▶ **Instructions for the task**
For each line in the data below that holds "Send", return a copy.

---

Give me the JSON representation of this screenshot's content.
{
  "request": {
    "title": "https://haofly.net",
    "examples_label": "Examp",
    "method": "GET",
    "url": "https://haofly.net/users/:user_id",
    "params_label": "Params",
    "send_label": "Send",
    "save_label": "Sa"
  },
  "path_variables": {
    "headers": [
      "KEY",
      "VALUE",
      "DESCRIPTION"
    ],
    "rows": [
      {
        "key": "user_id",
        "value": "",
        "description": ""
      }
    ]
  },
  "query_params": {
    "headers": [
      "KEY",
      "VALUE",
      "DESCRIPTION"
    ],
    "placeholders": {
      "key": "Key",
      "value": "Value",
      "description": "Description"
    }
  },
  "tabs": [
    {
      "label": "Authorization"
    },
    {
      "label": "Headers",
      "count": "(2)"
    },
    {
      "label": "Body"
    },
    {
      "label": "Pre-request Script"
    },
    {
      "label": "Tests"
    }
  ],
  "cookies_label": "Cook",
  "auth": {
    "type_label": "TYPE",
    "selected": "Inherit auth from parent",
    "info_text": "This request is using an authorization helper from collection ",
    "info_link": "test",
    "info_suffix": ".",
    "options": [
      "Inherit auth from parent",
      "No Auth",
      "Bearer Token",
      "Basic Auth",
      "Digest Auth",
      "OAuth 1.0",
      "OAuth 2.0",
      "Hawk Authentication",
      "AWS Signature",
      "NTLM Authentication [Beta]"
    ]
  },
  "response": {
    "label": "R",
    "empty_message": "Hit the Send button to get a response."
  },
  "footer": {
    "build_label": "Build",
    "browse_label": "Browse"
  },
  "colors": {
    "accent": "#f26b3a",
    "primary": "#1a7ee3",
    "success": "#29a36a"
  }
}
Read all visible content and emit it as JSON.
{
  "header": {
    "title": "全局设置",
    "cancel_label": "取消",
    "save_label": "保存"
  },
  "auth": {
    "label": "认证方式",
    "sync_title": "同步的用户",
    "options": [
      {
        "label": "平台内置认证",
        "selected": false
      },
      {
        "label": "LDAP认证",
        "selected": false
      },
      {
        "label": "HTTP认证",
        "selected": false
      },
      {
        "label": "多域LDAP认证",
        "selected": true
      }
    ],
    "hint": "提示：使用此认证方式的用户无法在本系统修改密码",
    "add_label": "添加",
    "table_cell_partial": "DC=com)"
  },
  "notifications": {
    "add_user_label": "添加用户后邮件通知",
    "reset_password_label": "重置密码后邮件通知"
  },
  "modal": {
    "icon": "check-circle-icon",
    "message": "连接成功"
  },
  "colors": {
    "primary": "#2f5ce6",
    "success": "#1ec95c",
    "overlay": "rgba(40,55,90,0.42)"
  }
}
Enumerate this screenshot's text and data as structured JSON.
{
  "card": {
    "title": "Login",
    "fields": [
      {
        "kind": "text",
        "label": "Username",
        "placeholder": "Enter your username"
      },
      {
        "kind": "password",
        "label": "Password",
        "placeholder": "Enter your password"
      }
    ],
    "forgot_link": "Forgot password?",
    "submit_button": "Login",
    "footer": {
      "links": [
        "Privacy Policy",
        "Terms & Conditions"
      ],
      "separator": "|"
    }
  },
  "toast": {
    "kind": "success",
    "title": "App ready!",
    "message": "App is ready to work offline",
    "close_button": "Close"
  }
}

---

▶ **Your solution**
    "send_label": "Send",
    "empty_message": "Hit the Send button to get a response."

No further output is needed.